Inspectorate - FAQs and learning resources

What do I do if I witness animal cruelty?

If you have witnessed animal cruelty, including neglect or abandonment, you should report it via phone (03 9224 2222) or online form to the RSPCA Inspectorate team in the state or territory it took place. 

Can I remain anonymous when making a cruelty report?

Yes, you can remain anonymous. However, to investigate a cruelty complaint, RSPCA Inspectors require reasonable grounds to suspect that an animal cruelty offence has been committed. If you do not provide contact details, our Inspectors cannot gather more information if needed, such as further directions if the property or animal is difficult to locate, which may prevent us taking action.  

Any personal information provided remains strictly confidential and is protected by the Privacy Act 2000 and Privacy Act 1988. The details of the person making the report are never provided to the subject of a report.  

What happens when I make a report?

Based on the information provided to us, all animal cruelty reports are immediately prioritised into one of four categories: 

Critical cases 

Where the welfare of the animal is severely compromised and there is an urgent need to alleviate pain and suffering.
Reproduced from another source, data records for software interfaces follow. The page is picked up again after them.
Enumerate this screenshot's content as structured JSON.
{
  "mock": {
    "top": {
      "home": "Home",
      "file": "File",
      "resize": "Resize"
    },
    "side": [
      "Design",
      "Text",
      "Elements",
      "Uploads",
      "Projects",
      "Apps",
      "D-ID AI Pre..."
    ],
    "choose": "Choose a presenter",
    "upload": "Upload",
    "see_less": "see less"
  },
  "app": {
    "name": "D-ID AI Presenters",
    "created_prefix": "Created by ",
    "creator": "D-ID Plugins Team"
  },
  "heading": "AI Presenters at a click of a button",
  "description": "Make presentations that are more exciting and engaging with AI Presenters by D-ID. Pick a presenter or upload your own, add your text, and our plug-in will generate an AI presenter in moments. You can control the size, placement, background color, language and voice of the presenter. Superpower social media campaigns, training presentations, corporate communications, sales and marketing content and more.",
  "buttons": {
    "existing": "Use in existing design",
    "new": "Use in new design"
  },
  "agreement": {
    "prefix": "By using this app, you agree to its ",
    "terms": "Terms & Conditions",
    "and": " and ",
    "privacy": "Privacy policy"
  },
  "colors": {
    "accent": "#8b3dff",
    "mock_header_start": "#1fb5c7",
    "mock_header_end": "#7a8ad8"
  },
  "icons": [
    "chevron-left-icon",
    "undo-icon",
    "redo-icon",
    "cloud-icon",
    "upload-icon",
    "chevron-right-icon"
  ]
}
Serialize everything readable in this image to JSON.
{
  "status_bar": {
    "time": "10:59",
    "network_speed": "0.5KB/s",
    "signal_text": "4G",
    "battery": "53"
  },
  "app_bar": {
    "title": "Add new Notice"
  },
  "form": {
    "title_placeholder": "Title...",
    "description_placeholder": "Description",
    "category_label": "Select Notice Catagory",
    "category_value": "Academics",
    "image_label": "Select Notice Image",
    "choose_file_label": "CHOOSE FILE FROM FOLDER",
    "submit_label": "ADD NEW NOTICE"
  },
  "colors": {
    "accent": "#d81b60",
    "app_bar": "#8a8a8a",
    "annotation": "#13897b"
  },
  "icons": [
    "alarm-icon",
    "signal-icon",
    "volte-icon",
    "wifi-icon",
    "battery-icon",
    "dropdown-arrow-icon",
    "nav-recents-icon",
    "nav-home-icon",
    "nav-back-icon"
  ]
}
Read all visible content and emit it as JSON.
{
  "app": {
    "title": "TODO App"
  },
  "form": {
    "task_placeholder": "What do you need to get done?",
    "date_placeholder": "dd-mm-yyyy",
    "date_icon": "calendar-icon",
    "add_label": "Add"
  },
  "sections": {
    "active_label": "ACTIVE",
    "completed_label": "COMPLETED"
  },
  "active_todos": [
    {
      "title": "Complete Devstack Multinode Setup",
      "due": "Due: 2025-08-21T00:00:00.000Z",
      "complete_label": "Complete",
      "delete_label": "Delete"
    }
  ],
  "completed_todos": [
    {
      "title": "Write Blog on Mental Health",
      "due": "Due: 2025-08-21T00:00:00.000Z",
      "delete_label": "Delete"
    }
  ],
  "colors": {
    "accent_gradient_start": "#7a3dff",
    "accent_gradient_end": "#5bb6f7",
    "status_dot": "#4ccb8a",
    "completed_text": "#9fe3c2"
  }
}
We try to respond to these as soon as possible and these cases take priority over all other duties. 

Major cases 

Where the welfare of an animal has been or may be severely compromised and there is a need to take timely action to avoid pain and suffering. These cases are triaged and we respond to these cases as soon as practicable. 

Secondary cases 

Where indications are that the welfare of the animal is only marginally compromised or where the incident is of a less serious nature. We respond as soon as practicable, however major cases are prioritised over these reports. 

Minor cases  

Where indications are that the welfare of the animal is not compromised and where the incident is of a lesser nature. Action may involve local knowledge, a visit when in the area, telephone contact or no action at all. 

Will an Inspector visit the property I have reported?

RSPCA Victoria Inspectors will investigate all reports, which in most cases involves a site visit. This will depend on the individual case and circumstances, depending on the priority assigned to the case. In some areas of regional Victoria, we may ask local police or government animal welfare officers to assist. 

What action will RSPCA take against the animal's owner?

The first priority of RSPCA Inspectors is always animal welfare. 

Our mission is to prevent cruelty, so we do seek to educate owners on providing better care for their animals. When that is not possible, we aim to prevent further suffering and place the animal in an environment where they will receive ongoing care and protection. 

Our Inspectors may legally take any of the following actions: 

  • Offer advice and assistance to the owner 
  • Issue a warning letter and follow up with spot checks to ensure the advice and/or recommendations have been implemented 
  • Issue the owner with a Notice to Comply, which requires the owner to take action as instructed by the Inspector 
  • Ongoing engagement and work with the owner for the best outcome for the animal 
  • Seize the animal/s if the Inspector believes that the animal is currently or in immediate danger of suffering harm and there are grounds under POCTAA 
  • Prosecute the owner for a breach of POCTAA or DAA. 

What happens after an animal is seized by an Inspector?

Animals seized in connection with alleged animal cruelty offences may be held in RSPCA care until court proceedings are finalised or until the owner agrees to surrender the animal to RSPCA Victoria. 

When an animal cruelty offender is convicted by a local court, RSPCA Victoria can seek the costs associated with the care of the animals. 

Other orders we can seek from the court include: 

  • A 24x order that awards custody of the animals to RSPCA Victoria 
  • A banning order that prohibits the offender from owning or being in charge of specified animals for a specified period of time – this can also require convicted people to rehome other animals in their care 
  • Control or supervision orders for specified periods of time. 

What happens when an Inspector decides to prosecute an owner?

When animal cruelty offences or breaches of the animal welfare Codes of Practice are detected, Inspectors may seize animals and items connected with offences. As part of the investigation into alleged animal welfare or cruelty offences, our Inspectors will offer an alleged offender an opportunity to participate in a record of interview. Depending on the nature, duration, significance and ongoing impacts of the alleged offending, there are a number of possible outcomes. 

An alleged offender could be: 

  • Served with court attendance notice/s requiring them to attend court and face criminal charges 
  • Issued with fine/s or Penalty Infringement Notice/s for the alleged offence 
  • Issued with an advisory letter or notice to comply 
  • Dismissed with no action. 

I am unhappy with the result of an investigation, what can I do?

It is important to remember that POCTAA is set by Victorian Government legislation and penalties that are handed down in court are determined by Magistrates that preside over the cases. RSPCA Victoria does not have authority to determine a specific sentence once a case goes to court.

If you have made a report to RSPCA Victoria and you believe an animal is still at risk, we encourage you to submit a further cruelty report with any additional information that may help us investigate.  

Can I find out what happens to a report I made?

Due to privacy and legal constraints, we are only able to provide confirmation that a report has been received.